To do –
Show each line from the listing that includes the word "creativity".

Records for the task –
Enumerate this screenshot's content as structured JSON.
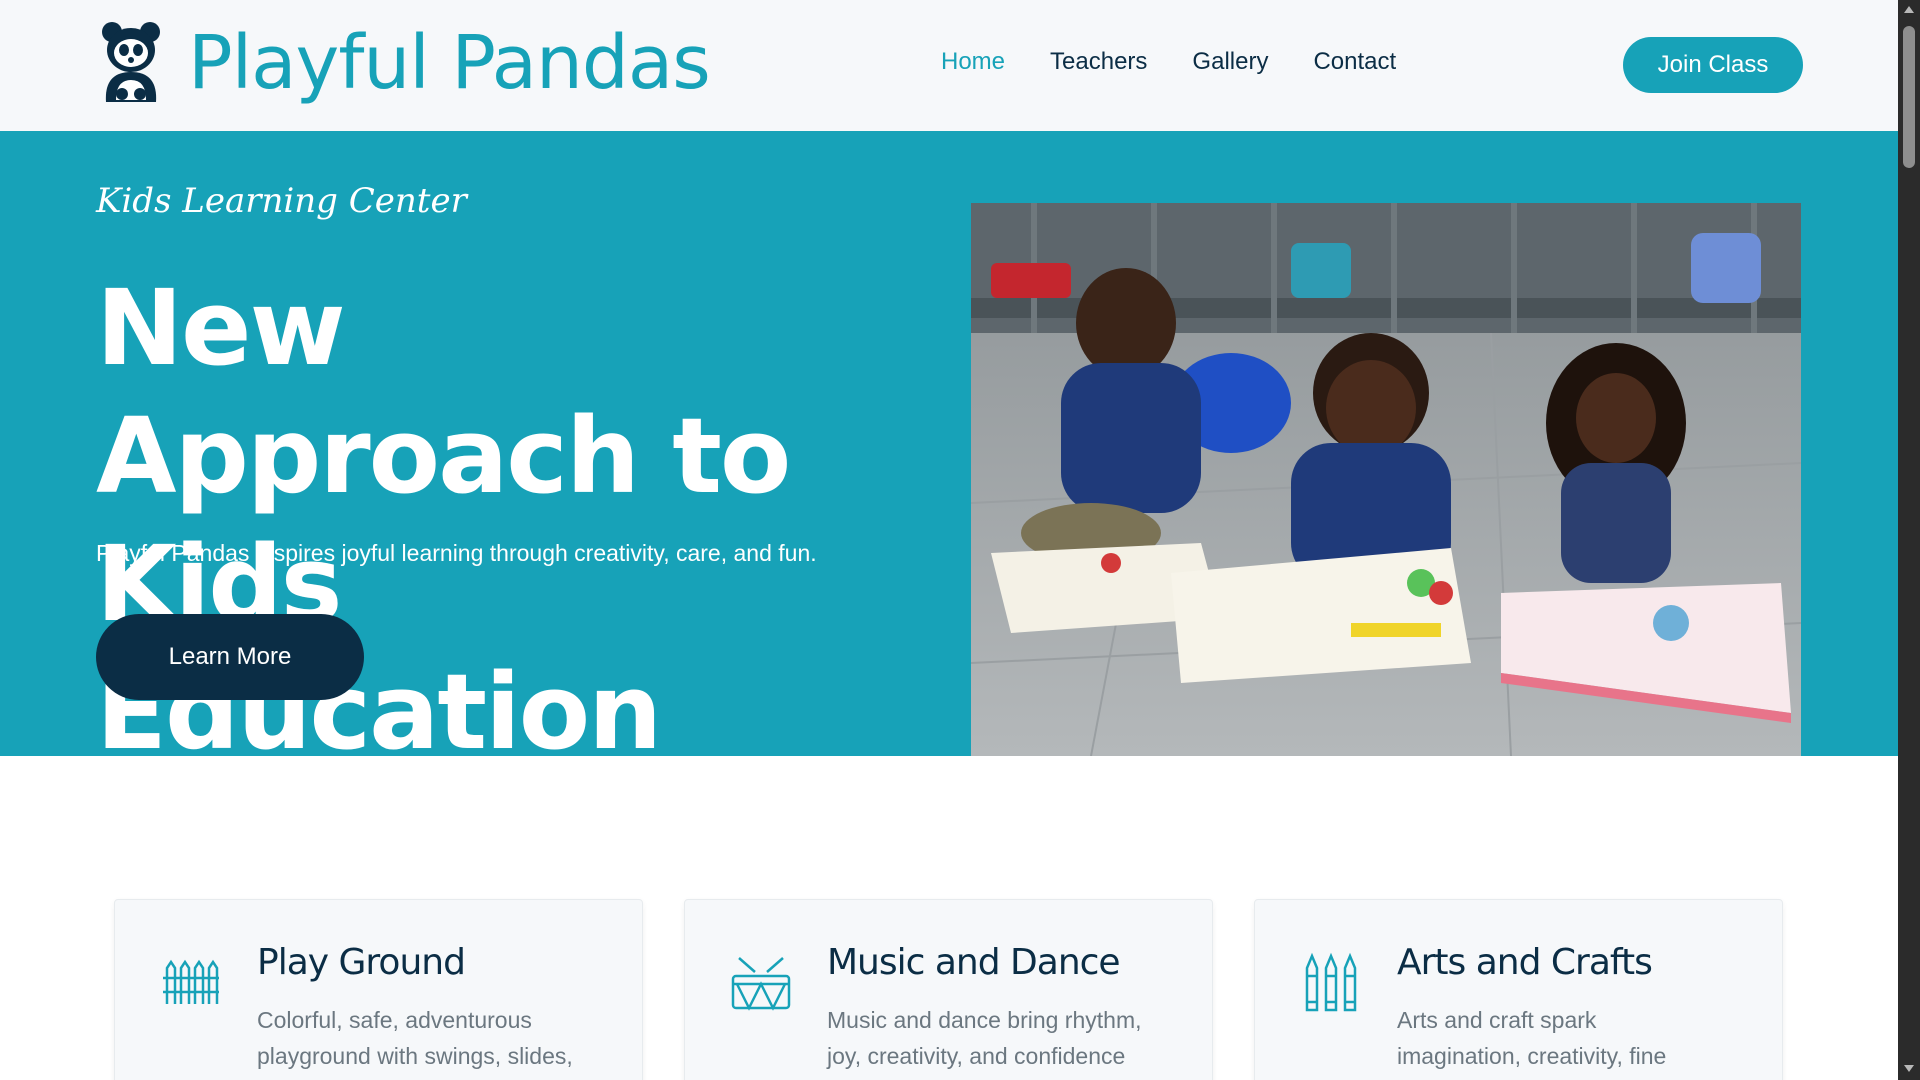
{
  "brand": {
    "name": "Playful Pandas",
    "icon": "panda-icon"
  },
  "nav": {
    "items": [
      {
        "label": "Home",
        "active": true
      },
      {
        "label": "Teachers",
        "active": false
      },
      {
        "label": "Gallery",
        "active": false
      },
      {
        "label": "Contact",
        "active": false
      }
    ],
    "cta_label": "Join Class"
  },
  "hero": {
    "subtitle": "Kids Learning Center",
    "title_line1": "New Approach to",
    "title_line2": "Kids Education",
    "description": "Playful Pandas inspires joyful learning through creativity, care, and fun.",
    "button_label": "Learn More",
    "image": "children-drawing-photo"
  },
  "features": [
    {
      "title": "Play Ground",
      "text_line1": "Colorful, safe, adventurous",
      "text_line2": "playground with swings, slides,",
      "icon": "fence-icon"
    },
    {
      "title": "Music and Dance",
      "text_line1": "Music and dance bring rhythm,",
      "text_line2": "joy, creativity, and confidence",
      "icon": "drum-icon"
    },
    {
      "title": "Arts and Crafts",
      "text_line1": "Arts and craft spark",
      "text_line2": "imagination, creativity, fine",
      "icon": "crayons-icon"
    }
  ],
  "colors": {
    "accent": "#17a2b8",
    "dark": "#0b2d45",
    "muted_text": "#6b7780",
    "header_bg": "#f6f8fa"
  }
}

Solution for this exercise –
    "description": "Playful Pandas inspires joyful learning through creativity, care, and fun.",
      "text_line2": "joy, creativity, and confidence",
      "text_line2": "imagination, creativity, fine",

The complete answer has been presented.